_TASK ITEM_. Show only those lines of the entries where the string "screenshot" is found.

◆ ◆ ◆

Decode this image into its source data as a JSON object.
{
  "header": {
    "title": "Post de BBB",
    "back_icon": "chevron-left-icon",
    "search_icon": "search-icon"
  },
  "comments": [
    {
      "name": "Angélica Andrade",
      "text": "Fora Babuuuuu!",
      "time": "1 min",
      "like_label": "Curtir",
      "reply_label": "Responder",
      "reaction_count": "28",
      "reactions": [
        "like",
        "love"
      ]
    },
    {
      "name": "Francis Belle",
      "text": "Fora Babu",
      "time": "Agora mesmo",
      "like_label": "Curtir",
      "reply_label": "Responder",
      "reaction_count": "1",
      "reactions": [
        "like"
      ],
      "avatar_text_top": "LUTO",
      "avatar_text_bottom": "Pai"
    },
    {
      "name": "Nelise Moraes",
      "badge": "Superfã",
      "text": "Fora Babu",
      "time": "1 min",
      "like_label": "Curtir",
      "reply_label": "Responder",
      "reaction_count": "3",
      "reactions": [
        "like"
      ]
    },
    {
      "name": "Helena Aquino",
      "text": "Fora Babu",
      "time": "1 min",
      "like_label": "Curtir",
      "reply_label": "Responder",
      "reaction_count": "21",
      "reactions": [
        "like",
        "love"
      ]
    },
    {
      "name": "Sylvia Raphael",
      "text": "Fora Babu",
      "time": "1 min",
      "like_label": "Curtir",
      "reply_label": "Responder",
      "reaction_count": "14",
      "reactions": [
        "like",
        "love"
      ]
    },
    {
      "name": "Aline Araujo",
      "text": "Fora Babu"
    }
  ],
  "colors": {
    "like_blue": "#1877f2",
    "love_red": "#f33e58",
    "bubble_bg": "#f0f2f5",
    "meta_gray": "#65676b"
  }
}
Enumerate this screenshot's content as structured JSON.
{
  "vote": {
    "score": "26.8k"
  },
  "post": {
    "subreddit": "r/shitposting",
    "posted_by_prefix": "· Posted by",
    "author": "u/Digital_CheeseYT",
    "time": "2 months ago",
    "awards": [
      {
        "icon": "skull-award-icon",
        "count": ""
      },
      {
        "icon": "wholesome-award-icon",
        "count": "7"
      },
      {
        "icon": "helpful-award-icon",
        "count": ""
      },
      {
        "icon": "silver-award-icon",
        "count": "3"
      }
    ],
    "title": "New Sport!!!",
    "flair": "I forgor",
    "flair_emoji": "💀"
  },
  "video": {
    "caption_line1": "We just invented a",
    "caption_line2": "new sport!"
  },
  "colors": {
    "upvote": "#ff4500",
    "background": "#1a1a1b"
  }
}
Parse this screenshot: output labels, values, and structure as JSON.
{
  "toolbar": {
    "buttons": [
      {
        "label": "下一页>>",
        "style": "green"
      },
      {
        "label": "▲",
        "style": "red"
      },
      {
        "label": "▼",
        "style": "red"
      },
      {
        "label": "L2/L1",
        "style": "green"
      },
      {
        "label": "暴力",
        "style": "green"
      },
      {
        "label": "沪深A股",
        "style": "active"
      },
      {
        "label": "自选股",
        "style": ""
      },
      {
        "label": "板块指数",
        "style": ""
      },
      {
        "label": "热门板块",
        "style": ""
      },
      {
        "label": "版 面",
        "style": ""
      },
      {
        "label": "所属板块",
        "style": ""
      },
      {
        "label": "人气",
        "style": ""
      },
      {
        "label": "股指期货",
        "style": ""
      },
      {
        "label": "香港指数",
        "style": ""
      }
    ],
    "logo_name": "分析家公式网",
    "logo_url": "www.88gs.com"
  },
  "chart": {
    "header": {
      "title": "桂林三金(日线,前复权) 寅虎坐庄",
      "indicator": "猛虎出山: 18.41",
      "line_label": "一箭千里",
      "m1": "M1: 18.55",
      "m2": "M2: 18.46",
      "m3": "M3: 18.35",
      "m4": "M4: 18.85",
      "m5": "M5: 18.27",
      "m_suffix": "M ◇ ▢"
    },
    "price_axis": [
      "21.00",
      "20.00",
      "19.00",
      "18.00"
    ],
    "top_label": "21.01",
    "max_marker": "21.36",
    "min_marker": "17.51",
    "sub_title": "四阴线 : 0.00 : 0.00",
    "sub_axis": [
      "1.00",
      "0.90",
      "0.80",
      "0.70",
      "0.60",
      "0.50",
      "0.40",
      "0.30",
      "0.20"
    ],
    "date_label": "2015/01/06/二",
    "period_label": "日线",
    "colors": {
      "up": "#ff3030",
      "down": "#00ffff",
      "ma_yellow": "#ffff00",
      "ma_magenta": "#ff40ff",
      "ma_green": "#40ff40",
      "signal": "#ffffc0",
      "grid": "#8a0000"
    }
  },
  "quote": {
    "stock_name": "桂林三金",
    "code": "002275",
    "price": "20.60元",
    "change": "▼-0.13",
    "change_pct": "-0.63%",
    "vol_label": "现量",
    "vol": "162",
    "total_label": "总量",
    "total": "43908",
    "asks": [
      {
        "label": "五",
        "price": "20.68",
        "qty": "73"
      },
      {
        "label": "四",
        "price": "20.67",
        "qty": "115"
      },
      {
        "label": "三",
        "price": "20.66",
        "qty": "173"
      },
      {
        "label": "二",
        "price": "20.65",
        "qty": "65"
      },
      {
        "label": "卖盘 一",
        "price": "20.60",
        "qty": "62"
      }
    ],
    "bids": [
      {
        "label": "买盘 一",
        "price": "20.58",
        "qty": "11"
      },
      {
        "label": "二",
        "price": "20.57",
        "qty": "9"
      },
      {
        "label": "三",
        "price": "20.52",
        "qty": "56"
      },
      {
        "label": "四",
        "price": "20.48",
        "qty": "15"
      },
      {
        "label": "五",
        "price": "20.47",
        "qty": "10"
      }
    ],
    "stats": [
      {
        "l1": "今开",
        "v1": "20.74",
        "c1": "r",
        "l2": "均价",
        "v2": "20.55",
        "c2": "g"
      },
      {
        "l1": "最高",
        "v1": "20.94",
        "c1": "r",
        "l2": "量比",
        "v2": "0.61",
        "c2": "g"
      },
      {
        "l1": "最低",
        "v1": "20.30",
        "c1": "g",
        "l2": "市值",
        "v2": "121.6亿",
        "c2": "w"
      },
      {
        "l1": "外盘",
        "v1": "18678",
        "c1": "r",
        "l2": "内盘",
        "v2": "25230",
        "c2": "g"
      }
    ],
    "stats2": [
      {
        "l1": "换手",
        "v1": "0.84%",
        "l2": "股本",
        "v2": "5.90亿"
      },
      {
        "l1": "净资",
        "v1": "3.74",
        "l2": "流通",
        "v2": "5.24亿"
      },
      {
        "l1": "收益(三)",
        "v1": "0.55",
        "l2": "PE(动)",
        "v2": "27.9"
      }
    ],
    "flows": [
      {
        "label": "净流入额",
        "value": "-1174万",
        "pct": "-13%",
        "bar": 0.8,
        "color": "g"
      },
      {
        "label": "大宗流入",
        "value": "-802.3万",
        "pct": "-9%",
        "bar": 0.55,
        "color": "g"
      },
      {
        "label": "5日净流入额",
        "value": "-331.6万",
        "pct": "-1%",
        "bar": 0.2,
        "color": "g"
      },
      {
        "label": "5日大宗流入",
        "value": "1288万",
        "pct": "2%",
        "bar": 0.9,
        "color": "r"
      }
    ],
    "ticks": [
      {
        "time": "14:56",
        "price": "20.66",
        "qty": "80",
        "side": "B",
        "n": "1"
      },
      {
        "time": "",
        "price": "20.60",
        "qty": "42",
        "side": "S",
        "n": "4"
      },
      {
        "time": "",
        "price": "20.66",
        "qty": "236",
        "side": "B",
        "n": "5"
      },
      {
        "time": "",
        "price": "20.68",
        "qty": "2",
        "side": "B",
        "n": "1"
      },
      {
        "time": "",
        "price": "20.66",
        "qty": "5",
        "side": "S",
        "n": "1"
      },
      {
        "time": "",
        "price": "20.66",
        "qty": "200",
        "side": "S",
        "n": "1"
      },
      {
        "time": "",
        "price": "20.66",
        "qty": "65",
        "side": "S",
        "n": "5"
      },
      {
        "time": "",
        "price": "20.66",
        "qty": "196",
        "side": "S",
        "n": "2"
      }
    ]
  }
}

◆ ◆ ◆

_ANSWER BOX_.
Enumerate this screenshot's content as structured JSON.
Parse this screenshot: output labels, values, and structure as JSON.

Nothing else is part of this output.